_Working data_.
>>>

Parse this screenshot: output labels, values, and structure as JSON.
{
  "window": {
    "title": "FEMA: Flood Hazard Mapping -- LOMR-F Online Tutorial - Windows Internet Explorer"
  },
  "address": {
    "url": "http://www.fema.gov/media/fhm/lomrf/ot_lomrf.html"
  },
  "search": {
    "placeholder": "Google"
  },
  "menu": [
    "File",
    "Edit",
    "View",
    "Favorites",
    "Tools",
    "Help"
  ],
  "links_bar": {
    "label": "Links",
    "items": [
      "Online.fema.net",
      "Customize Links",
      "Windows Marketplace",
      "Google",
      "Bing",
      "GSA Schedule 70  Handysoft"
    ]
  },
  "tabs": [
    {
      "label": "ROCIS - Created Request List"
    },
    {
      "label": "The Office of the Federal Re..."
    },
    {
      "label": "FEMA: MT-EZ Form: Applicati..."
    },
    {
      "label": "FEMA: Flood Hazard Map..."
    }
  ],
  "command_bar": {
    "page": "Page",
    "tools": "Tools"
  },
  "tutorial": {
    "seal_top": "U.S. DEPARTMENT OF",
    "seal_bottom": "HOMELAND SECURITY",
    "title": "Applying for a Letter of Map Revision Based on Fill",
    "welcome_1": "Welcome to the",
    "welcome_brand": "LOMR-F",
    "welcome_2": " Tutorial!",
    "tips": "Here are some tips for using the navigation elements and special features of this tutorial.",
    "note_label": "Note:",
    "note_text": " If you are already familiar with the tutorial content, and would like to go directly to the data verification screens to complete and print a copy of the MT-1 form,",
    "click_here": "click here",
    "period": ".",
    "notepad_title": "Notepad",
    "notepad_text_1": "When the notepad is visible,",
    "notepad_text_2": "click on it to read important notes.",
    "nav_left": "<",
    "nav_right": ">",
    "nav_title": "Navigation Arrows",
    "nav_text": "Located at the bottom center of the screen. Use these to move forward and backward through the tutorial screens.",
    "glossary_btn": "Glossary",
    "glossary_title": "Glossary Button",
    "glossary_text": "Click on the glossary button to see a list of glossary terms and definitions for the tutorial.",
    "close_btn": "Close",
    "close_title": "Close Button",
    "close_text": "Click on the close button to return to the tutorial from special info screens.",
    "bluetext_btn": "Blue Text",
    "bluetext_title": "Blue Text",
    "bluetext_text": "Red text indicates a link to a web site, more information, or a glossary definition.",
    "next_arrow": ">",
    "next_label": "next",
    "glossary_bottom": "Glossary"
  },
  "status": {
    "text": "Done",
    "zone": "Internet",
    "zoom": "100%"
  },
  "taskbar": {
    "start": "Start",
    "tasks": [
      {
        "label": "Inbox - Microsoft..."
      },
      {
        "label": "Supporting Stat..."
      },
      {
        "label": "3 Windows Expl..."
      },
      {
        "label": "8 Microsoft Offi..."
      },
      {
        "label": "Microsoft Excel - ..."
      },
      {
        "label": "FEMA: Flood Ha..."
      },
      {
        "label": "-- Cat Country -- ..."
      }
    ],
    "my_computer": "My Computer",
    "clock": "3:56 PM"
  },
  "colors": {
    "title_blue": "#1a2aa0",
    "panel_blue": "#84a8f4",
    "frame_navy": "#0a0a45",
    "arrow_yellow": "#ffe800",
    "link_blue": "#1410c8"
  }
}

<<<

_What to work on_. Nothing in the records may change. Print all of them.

_Worked solution_.
Parse this screenshot: output labels, values, and structure as JSON.
{
  "window": {
    "title": "FEMA: Flood Hazard Mapping -- LOMR-F Online Tutorial - Windows Internet Explorer"
  },
  "address": {
    "url": "http://www.fema.gov/media/fhm/lomrf/ot_lomrf.html"
  },
  "search": {
    "placeholder": "Google"
  },
  "menu": [
    "File",
    "Edit",
    "View",
    "Favorites",
    "Tools",
    "Help"
  ],
  "links_bar": {
    "label": "Links",
    "items": [
      "Online.fema.net",
      "Customize Links",
      "Windows Marketplace",
      "Google",
      "Bing",
      "GSA Schedule 70  Handysoft"
    ]
  },
  "tabs": [
    {
      "label": "ROCIS - Created Request List"
    },
    {
      "label": "The Office of the Federal Re..."
    },
    {
      "label": "FEMA: MT-EZ Form: Applicati..."
    },
    {
      "label": "FEMA: Flood Hazard Map..."
    }
  ],
  "command_bar": {
    "page": "Page",
    "tools": "Tools"
  },
  "tutorial": {
    "seal_top": "U.S. DEPARTMENT OF",
    "seal_bottom": "HOMELAND SECURITY",
    "title": "Applying for a Letter of Map Revision Based on Fill",
    "welcome_1": "Welcome to the",
    "welcome_brand": "LOMR-F",
    "welcome_2": " Tutorial!",
    "tips": "Here are some tips for using the navigation elements and special features of this tutorial.",
    "note_label": "Note:",
    "note_text": " If you are already familiar with the tutorial content, and would like to go directly to the data verification screens to complete and print a copy of the MT-1 form,",
    "click_here": "click here",
    "period": ".",
    "notepad_title": "Notepad",
    "notepad_text_1": "When the notepad is visible,",
    "notepad_text_2": "click on it to read important notes.",
    "nav_left": "<",
    "nav_right": ">",
    "nav_title": "Navigation Arrows",
    "nav_text": "Located at the bottom center of the screen. Use these to move forward and backward through the tutorial screens.",
    "glossary_btn": "Glossary",
    "glossary_title": "Glossary Button",
    "glossary_text": "Click on the glossary button to see a list of glossary terms and definitions for the tutorial.",
    "close_btn": "Close",
    "close_title": "Close Button",
    "close_text": "Click on the close button to return to the tutorial from special info screens.",
    "bluetext_btn": "Blue Text",
    "bluetext_title": "Blue Text",
    "bluetext_text": "Red text indicates a link to a web site, more information, or a glossary definition.",
    "next_arrow": ">",
    "next_label": "next",
    "glossary_bottom": "Glossary"
  },
  "status": {
    "text": "Done",
    "zone": "Internet",
    "zoom": "100%"
  },
  "taskbar": {
    "start": "Start",
    "tasks": [
      {
        "label": "Inbox - Microsoft..."
      },
      {
        "label": "Supporting Stat..."
      },
      {
        "label": "3 Windows Expl..."
      },
      {
        "label": "8 Microsoft Offi..."
      },
      {
        "label": "Microsoft Excel - ..."
      },
      {
        "label": "FEMA: Flood Ha..."
      },
      {
        "label": "-- Cat Country -- ..."
      }
    ],
    "my_computer": "My Computer",
    "clock": "3:56 PM"
  },
  "colors": {
    "title_blue": "#1a2aa0",
    "panel_blue": "#84a8f4",
    "frame_navy": "#0a0a45",
    "arrow_yellow": "#ffe800",
    "link_blue": "#1410c8"
  }
}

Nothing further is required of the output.